→ Exercise directions: Give back the entries in full, exactly as they are written.

→ Data excerpts:
+---+
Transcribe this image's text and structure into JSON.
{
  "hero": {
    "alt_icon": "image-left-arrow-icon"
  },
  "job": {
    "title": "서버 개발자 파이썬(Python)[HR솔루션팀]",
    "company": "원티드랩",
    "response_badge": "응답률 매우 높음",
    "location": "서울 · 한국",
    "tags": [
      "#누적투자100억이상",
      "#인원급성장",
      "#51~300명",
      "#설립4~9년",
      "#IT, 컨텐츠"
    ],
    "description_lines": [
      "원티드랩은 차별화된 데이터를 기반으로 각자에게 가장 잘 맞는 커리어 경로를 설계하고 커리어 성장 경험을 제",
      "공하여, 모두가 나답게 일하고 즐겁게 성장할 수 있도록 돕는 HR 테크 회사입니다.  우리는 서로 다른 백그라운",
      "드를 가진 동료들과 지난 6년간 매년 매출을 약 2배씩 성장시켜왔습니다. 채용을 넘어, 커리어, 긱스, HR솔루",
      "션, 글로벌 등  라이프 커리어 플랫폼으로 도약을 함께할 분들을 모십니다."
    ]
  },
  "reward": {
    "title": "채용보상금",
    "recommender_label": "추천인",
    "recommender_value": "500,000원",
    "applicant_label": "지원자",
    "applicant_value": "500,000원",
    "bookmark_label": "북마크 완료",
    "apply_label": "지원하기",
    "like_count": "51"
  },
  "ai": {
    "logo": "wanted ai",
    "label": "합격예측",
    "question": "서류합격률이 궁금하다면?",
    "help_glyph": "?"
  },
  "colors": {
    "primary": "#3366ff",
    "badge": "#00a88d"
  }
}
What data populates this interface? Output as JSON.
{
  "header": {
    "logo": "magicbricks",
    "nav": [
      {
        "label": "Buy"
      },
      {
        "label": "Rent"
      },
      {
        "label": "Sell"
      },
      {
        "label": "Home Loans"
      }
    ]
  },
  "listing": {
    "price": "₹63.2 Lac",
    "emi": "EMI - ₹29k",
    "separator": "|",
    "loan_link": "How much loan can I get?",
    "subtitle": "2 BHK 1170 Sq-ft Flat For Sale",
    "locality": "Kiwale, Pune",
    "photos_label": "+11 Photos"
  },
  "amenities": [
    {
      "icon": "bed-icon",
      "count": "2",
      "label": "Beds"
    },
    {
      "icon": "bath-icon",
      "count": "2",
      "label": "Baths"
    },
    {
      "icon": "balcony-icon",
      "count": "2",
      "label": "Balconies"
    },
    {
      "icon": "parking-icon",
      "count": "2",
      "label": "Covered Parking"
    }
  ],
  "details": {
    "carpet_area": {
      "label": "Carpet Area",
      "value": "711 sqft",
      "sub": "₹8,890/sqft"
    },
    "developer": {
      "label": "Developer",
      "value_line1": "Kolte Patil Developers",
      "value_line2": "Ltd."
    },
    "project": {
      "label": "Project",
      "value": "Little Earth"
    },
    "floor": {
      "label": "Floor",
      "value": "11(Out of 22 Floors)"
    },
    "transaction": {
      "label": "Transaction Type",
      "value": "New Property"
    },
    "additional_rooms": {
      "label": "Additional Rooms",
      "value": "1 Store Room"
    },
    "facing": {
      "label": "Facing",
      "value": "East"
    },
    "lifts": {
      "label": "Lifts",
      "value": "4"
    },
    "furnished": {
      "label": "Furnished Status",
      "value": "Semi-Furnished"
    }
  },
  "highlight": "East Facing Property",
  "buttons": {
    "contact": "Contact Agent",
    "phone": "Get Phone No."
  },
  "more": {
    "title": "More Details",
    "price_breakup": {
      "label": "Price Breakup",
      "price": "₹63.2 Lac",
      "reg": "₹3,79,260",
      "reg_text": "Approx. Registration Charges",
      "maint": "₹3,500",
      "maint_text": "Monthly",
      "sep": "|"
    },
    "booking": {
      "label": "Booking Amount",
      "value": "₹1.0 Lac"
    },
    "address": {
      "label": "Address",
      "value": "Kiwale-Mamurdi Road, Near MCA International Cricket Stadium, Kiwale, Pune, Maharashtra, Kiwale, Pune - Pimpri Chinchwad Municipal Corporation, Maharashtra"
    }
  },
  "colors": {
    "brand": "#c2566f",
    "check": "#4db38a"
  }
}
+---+
→ Response box:
Transcribe this image's text and structure into JSON.
{
  "hero": {
    "alt_icon": "image-left-arrow-icon"
  },
  "job": {
    "title": "서버 개발자 파이썬(Python)[HR솔루션팀]",
    "company": "원티드랩",
    "response_badge": "응답률 매우 높음",
    "location": "서울 · 한국",
    "tags": [
      "#누적투자100억이상",
      "#인원급성장",
      "#51~300명",
      "#설립4~9년",
      "#IT, 컨텐츠"
    ],
    "description_lines": [
      "원티드랩은 차별화된 데이터를 기반으로 각자에게 가장 잘 맞는 커리어 경로를 설계하고 커리어 성장 경험을 제",
      "공하여, 모두가 나답게 일하고 즐겁게 성장할 수 있도록 돕는 HR 테크 회사입니다.  우리는 서로 다른 백그라운",
      "드를 가진 동료들과 지난 6년간 매년 매출을 약 2배씩 성장시켜왔습니다. 채용을 넘어, 커리어, 긱스, HR솔루",
      "션, 글로벌 등  라이프 커리어 플랫폼으로 도약을 함께할 분들을 모십니다."
    ]
  },
  "reward": {
    "title": "채용보상금",
    "recommender_label": "추천인",
    "recommender_value": "500,000원",
    "applicant_label": "지원자",
    "applicant_value": "500,000원",
    "bookmark_label": "북마크 완료",
    "apply_label": "지원하기",
    "like_count": "51"
  },
  "ai": {
    "logo": "wanted ai",
    "label": "합격예측",
    "question": "서류합격률이 궁금하다면?",
    "help_glyph": "?"
  },
  "colors": {
    "primary": "#3366ff",
    "badge": "#00a88d"
  }
}
What data populates this interface? Output as JSON.
{
  "header": {
    "logo": "magicbricks",
    "nav": [
      {
        "label": "Buy"
      },
      {
        "label": "Rent"
      },
      {
        "label": "Sell"
      },
      {
        "label": "Home Loans"
      }
    ]
  },
  "listing": {
    "price": "₹63.2 Lac",
    "emi": "EMI - ₹29k",
    "separator": "|",
    "loan_link": "How much loan can I get?",
    "subtitle": "2 BHK 1170 Sq-ft Flat For Sale",
    "locality": "Kiwale, Pune",
    "photos_label": "+11 Photos"
  },
  "amenities": [
    {
      "icon": "bed-icon",
      "count": "2",
      "label": "Beds"
    },
    {
      "icon": "bath-icon",
      "count": "2",
      "label": "Baths"
    },
    {
      "icon": "balcony-icon",
      "count": "2",
      "label": "Balconies"
    },
    {
      "icon": "parking-icon",
      "count": "2",
      "label": "Covered Parking"
    }
  ],
  "details": {
    "carpet_area": {
      "label": "Carpet Area",
      "value": "711 sqft",
      "sub": "₹8,890/sqft"
    },
    "developer": {
      "label": "Developer",
      "value_line1": "Kolte Patil Developers",
      "value_line2": "Ltd."
    },
    "project": {
      "label": "Project",
      "value": "Little Earth"
    },
    "floor": {
      "label": "Floor",
      "value": "11(Out of 22 Floors)"
    },
    "transaction": {
      "label": "Transaction Type",
      "value": "New Property"
    },
    "additional_rooms": {
      "label": "Additional Rooms",
      "value": "1 Store Room"
    },
    "facing": {
      "label": "Facing",
      "value": "East"
    },
    "lifts": {
      "label": "Lifts",
      "value": "4"
    },
    "furnished": {
      "label": "Furnished Status",
      "value": "Semi-Furnished"
    }
  },
  "highlight": "East Facing Property",
  "buttons": {
    "contact": "Contact Agent",
    "phone": "Get Phone No."
  },
  "more": {
    "title": "More Details",
    "price_breakup": {
      "label": "Price Breakup",
      "price": "₹63.2 Lac",
      "reg": "₹3,79,260",
      "reg_text": "Approx. Registration Charges",
      "maint": "₹3,500",
      "maint_text": "Monthly",
      "sep": "|"
    },
    "booking": {
      "label": "Booking Amount",
      "value": "₹1.0 Lac"
    },
    "address": {
      "label": "Address",
      "value": "Kiwale-Mamurdi Road, Near MCA International Cricket Stadium, Kiwale, Pune, Maharashtra, Kiwale, Pune - Pimpri Chinchwad Municipal Corporation, Maharashtra"
    }
  },
  "colors": {
    "brand": "#c2566f",
    "check": "#4db38a"
  }
}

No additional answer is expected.